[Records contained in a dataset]
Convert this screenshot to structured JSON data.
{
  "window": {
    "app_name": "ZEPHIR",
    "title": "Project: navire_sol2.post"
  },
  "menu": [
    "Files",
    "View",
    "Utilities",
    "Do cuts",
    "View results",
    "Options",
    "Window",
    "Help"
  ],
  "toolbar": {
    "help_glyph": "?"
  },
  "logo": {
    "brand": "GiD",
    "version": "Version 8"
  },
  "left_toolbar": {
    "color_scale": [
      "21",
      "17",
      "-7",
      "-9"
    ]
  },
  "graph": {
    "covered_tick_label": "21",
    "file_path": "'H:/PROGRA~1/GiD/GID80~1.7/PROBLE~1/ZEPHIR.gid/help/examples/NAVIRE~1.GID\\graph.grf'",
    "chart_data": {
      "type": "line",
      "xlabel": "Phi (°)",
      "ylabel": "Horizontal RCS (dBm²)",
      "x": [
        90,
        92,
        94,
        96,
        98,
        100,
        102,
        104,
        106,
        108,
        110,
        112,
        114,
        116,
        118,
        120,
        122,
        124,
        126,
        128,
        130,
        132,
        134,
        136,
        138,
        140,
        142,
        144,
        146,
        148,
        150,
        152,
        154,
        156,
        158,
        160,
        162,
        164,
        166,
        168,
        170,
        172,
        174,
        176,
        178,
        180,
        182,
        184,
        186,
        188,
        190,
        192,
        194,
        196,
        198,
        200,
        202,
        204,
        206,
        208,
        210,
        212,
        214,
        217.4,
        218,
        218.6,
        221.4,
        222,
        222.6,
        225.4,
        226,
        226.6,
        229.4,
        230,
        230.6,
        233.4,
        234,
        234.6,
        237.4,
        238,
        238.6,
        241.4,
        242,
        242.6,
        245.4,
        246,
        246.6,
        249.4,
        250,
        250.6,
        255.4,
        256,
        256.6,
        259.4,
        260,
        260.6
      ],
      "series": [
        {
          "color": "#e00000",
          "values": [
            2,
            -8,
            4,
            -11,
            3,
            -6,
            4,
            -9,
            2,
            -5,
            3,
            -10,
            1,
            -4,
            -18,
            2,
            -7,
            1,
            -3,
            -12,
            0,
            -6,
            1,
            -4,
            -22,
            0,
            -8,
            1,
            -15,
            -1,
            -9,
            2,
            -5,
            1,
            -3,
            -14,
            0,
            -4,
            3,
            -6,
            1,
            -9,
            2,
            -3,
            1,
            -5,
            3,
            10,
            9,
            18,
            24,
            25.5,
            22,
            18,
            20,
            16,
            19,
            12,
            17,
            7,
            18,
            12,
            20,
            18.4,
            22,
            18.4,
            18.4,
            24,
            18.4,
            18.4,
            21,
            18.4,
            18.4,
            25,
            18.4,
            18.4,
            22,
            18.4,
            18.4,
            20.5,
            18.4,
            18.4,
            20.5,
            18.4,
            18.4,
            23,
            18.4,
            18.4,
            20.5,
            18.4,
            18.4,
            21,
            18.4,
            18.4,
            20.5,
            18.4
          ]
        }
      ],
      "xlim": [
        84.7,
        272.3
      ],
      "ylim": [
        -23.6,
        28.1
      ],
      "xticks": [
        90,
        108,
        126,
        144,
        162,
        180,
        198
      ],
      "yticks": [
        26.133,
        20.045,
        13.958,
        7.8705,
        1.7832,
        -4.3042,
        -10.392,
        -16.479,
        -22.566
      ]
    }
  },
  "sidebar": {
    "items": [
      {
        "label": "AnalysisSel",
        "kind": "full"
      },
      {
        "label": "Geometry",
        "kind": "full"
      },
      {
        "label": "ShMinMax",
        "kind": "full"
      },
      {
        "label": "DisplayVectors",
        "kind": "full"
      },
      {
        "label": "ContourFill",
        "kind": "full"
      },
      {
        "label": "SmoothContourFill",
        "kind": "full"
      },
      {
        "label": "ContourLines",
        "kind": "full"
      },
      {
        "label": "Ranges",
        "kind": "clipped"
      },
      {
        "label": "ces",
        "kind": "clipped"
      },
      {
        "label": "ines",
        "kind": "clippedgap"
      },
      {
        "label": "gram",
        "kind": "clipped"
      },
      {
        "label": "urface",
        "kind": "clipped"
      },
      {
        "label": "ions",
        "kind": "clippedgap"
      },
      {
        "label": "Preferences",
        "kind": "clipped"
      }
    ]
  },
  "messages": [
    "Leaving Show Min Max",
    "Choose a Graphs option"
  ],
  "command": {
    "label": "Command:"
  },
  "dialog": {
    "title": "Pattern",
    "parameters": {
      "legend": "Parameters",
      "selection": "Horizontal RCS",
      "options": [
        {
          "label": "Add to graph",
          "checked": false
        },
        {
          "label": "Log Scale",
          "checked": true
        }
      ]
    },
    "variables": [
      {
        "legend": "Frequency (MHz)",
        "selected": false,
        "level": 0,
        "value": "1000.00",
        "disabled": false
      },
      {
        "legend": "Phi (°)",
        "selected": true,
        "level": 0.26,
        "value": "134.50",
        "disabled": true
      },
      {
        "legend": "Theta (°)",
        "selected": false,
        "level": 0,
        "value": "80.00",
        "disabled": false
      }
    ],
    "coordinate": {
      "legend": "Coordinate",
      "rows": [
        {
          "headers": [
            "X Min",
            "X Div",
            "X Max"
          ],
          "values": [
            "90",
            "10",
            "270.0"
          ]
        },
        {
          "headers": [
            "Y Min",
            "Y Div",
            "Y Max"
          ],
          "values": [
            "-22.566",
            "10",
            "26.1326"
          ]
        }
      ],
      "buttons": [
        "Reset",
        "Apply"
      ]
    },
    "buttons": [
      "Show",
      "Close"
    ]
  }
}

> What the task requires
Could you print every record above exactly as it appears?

> Answer to this exercise
Convert this screenshot to structured JSON data.
{
  "window": {
    "app_name": "ZEPHIR",
    "title": "Project: navire_sol2.post"
  },
  "menu": [
    "Files",
    "View",
    "Utilities",
    "Do cuts",
    "View results",
    "Options",
    "Window",
    "Help"
  ],
  "toolbar": {
    "help_glyph": "?"
  },
  "logo": {
    "brand": "GiD",
    "version": "Version 8"
  },
  "left_toolbar": {
    "color_scale": [
      "21",
      "17",
      "-7",
      "-9"
    ]
  },
  "graph": {
    "covered_tick_label": "21",
    "file_path": "'H:/PROGRA~1/GiD/GID80~1.7/PROBLE~1/ZEPHIR.gid/help/examples/NAVIRE~1.GID\\graph.grf'",
    "chart_data": {
      "type": "line",
      "xlabel": "Phi (°)",
      "ylabel": "Horizontal RCS (dBm²)",
      "x": [
        90,
        92,
        94,
        96,
        98,
        100,
        102,
        104,
        106,
        108,
        110,
        112,
        114,
        116,
        118,
        120,
        122,
        124,
        126,
        128,
        130,
        132,
        134,
        136,
        138,
        140,
        142,
        144,
        146,
        148,
        150,
        152,
        154,
        156,
        158,
        160,
        162,
        164,
        166,
        168,
        170,
        172,
        174,
        176,
        178,
        180,
        182,
        184,
        186,
        188,
        190,
        192,
        194,
        196,
        198,
        200,
        202,
        204,
        206,
        208,
        210,
        212,
        214,
        217.4,
        218,
        218.6,
        221.4,
        222,
        222.6,
        225.4,
        226,
        226.6,
        229.4,
        230,
        230.6,
        233.4,
        234,
        234.6,
        237.4,
        238,
        238.6,
        241.4,
        242,
        242.6,
        245.4,
        246,
        246.6,
        249.4,
        250,
        250.6,
        255.4,
        256,
        256.6,
        259.4,
        260,
        260.6
      ],
      "series": [
        {
          "color": "#e00000",
          "values": [
            2,
            -8,
            4,
            -11,
            3,
            -6,
            4,
            -9,
            2,
            -5,
            3,
            -10,
            1,
            -4,
            -18,
            2,
            -7,
            1,
            -3,
            -12,
            0,
            -6,
            1,
            -4,
            -22,
            0,
            -8,
            1,
            -15,
            -1,
            -9,
            2,
            -5,
            1,
            -3,
            -14,
            0,
            -4,
            3,
            -6,
            1,
            -9,
            2,
            -3,
            1,
            -5,
            3,
            10,
            9,
            18,
            24,
            25.5,
            22,
            18,
            20,
            16,
            19,
            12,
            17,
            7,
            18,
            12,
            20,
            18.4,
            22,
            18.4,
            18.4,
            24,
            18.4,
            18.4,
            21,
            18.4,
            18.4,
            25,
            18.4,
            18.4,
            22,
            18.4,
            18.4,
            20.5,
            18.4,
            18.4,
            20.5,
            18.4,
            18.4,
            23,
            18.4,
            18.4,
            20.5,
            18.4,
            18.4,
            21,
            18.4,
            18.4,
            20.5,
            18.4
          ]
        }
      ],
      "xlim": [
        84.7,
        272.3
      ],
      "ylim": [
        -23.6,
        28.1
      ],
      "xticks": [
        90,
        108,
        126,
        144,
        162,
        180,
        198
      ],
      "yticks": [
        26.133,
        20.045,
        13.958,
        7.8705,
        1.7832,
        -4.3042,
        -10.392,
        -16.479,
        -22.566
      ]
    }
  },
  "sidebar": {
    "items": [
      {
        "label": "AnalysisSel",
        "kind": "full"
      },
      {
        "label": "Geometry",
        "kind": "full"
      },
      {
        "label": "ShMinMax",
        "kind": "full"
      },
      {
        "label": "DisplayVectors",
        "kind": "full"
      },
      {
        "label": "ContourFill",
        "kind": "full"
      },
      {
        "label": "SmoothContourFill",
        "kind": "full"
      },
      {
        "label": "ContourLines",
        "kind": "full"
      },
      {
        "label": "Ranges",
        "kind": "clipped"
      },
      {
        "label": "ces",
        "kind": "clipped"
      },
      {
        "label": "ines",
        "kind": "clippedgap"
      },
      {
        "label": "gram",
        "kind": "clipped"
      },
      {
        "label": "urface",
        "kind": "clipped"
      },
      {
        "label": "ions",
        "kind": "clippedgap"
      },
      {
        "label": "Preferences",
        "kind": "clipped"
      }
    ]
  },
  "messages": [
    "Leaving Show Min Max",
    "Choose a Graphs option"
  ],
  "command": {
    "label": "Command:"
  },
  "dialog": {
    "title": "Pattern",
    "parameters": {
      "legend": "Parameters",
      "selection": "Horizontal RCS",
      "options": [
        {
          "label": "Add to graph",
          "checked": false
        },
        {
          "label": "Log Scale",
          "checked": true
        }
      ]
    },
    "variables": [
      {
        "legend": "Frequency (MHz)",
        "selected": false,
        "level": 0,
        "value": "1000.00",
        "disabled": false
      },
      {
        "legend": "Phi (°)",
        "selected": true,
        "level": 0.26,
        "value": "134.50",
        "disabled": true
      },
      {
        "legend": "Theta (°)",
        "selected": false,
        "level": 0,
        "value": "80.00",
        "disabled": false
      }
    ],
    "coordinate": {
      "legend": "Coordinate",
      "rows": [
        {
          "headers": [
            "X Min",
            "X Div",
            "X Max"
          ],
          "values": [
            "90",
            "10",
            "270.0"
          ]
        },
        {
          "headers": [
            "Y Min",
            "Y Div",
            "Y Max"
          ],
          "values": [
            "-22.566",
            "10",
            "26.1326"
          ]
        }
      ],
      "buttons": [
        "Reset",
        "Apply"
      ]
    },
    "buttons": [
      "Show",
      "Close"
    ]
  }
}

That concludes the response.